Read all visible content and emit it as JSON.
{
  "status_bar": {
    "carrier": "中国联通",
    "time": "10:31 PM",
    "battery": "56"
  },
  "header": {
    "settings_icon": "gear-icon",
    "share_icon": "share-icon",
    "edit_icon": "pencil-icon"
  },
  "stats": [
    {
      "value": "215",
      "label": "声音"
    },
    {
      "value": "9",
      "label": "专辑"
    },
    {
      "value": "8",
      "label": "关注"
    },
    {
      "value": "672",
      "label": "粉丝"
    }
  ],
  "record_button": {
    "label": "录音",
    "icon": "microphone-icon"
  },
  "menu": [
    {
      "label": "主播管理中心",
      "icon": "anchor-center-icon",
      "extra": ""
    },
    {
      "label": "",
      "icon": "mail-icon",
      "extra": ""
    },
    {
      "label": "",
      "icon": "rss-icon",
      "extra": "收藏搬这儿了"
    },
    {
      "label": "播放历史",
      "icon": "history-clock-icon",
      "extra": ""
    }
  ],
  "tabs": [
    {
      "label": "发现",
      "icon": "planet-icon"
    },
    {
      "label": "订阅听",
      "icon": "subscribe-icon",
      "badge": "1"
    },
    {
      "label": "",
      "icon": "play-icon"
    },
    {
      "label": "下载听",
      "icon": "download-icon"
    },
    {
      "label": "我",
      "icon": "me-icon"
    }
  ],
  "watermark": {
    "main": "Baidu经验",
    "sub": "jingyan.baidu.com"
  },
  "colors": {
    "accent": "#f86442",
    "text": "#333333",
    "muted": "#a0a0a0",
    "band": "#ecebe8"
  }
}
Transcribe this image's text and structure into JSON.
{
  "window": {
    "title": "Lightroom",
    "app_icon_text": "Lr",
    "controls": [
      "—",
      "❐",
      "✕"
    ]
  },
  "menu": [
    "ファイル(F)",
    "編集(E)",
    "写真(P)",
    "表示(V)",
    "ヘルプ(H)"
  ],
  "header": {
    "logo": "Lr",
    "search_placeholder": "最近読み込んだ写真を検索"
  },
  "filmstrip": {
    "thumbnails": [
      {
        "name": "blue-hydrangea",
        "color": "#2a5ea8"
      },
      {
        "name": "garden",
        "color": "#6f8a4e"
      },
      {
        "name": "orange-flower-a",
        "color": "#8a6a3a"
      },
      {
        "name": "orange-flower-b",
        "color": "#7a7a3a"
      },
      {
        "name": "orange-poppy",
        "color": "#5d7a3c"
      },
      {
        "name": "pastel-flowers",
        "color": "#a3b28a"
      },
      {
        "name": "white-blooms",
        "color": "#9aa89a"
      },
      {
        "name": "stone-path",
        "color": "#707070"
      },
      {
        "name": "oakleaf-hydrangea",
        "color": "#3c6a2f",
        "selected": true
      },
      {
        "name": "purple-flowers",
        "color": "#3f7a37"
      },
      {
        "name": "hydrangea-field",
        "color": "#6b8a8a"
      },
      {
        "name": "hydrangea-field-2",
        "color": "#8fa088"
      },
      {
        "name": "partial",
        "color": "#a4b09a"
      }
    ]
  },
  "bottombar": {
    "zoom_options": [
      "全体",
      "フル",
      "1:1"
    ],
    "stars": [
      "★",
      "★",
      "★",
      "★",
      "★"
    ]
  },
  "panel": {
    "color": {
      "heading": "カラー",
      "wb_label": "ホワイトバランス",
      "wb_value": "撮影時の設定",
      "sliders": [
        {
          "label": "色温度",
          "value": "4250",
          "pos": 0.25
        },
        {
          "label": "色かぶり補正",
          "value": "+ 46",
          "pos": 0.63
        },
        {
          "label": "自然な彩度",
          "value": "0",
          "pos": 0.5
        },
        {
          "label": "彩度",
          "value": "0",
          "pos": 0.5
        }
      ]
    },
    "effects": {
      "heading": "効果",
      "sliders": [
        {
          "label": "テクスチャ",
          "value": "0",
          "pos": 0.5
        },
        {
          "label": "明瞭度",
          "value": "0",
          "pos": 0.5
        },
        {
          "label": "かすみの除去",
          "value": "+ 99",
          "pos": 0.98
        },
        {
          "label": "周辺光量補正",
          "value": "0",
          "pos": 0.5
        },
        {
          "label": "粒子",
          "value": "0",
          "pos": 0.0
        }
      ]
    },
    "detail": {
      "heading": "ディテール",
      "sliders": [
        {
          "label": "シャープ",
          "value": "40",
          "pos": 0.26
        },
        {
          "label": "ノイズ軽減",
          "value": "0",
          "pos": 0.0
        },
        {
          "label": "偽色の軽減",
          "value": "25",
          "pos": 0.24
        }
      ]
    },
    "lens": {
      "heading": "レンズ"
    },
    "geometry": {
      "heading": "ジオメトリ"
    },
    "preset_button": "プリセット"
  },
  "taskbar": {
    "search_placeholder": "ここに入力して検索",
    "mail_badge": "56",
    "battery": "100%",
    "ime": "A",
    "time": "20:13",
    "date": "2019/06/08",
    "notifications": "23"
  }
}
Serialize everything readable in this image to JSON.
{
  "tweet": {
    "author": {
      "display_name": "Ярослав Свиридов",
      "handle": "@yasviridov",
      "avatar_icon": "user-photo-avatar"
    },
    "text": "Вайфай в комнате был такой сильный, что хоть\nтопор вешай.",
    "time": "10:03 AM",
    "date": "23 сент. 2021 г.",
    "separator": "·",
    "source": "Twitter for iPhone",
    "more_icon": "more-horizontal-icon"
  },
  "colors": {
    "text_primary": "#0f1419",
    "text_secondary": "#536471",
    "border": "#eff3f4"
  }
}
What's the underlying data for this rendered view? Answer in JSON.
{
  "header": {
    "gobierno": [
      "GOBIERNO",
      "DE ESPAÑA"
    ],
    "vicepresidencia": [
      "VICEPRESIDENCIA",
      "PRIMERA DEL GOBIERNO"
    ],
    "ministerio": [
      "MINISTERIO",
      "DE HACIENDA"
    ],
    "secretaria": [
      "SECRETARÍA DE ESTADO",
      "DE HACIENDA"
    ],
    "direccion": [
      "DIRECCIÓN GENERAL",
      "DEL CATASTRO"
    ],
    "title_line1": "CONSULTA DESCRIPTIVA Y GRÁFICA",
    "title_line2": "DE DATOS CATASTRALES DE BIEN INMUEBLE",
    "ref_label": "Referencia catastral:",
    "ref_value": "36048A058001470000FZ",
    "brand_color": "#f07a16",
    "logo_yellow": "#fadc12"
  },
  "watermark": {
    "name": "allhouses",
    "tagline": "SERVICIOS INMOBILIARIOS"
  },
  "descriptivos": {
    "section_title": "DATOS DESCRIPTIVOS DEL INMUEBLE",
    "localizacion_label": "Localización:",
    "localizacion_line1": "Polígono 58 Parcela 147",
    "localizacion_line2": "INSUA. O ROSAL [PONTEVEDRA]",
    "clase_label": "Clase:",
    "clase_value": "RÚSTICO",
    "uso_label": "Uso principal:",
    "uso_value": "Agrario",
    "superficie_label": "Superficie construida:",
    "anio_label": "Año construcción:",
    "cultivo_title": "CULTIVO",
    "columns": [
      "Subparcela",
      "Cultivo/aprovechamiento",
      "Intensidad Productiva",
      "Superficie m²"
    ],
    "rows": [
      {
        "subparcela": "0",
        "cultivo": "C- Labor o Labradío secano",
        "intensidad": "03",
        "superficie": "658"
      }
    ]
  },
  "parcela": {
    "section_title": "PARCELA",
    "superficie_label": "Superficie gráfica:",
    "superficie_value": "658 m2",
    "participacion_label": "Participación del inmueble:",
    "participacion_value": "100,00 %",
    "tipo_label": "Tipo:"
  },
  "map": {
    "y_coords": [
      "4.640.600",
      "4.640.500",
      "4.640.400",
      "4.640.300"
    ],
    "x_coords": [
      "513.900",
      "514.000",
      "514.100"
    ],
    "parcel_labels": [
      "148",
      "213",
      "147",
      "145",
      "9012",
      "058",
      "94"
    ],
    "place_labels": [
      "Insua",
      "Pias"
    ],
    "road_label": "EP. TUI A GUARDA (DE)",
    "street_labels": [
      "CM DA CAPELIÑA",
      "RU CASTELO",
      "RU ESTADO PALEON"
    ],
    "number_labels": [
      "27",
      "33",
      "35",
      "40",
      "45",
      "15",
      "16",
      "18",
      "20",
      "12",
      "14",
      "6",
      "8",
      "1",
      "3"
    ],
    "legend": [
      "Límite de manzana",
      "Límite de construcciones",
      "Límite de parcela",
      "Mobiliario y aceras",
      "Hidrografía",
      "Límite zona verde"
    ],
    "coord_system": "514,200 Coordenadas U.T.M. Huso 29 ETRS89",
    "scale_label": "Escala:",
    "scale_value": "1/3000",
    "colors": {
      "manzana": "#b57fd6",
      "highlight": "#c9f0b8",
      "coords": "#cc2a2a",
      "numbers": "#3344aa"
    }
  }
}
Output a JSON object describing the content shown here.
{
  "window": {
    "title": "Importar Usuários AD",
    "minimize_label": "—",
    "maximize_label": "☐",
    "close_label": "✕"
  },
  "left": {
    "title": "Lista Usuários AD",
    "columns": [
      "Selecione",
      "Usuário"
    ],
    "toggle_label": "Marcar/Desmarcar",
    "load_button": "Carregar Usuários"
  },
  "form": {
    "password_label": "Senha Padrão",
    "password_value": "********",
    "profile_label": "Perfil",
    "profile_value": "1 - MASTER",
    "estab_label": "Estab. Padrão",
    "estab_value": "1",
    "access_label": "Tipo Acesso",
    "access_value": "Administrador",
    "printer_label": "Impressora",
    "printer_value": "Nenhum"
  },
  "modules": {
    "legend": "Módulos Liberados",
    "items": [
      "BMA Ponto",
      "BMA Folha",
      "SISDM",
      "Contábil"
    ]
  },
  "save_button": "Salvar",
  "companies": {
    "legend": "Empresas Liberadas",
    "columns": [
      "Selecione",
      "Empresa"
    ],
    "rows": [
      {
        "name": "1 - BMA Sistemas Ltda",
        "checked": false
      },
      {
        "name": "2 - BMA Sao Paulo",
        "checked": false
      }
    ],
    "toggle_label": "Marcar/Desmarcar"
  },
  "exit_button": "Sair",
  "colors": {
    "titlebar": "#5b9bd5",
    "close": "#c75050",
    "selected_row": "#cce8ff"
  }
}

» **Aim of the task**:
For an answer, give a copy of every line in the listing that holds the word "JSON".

» **Task solution**:
Read all visible content and emit it as JSON.
Transcribe this image's text and structure into JSON.
Serialize everything readable in this image to JSON.
What's the underlying data for this rendered view? Answer in JSON.
Output a JSON object describing the content shown here.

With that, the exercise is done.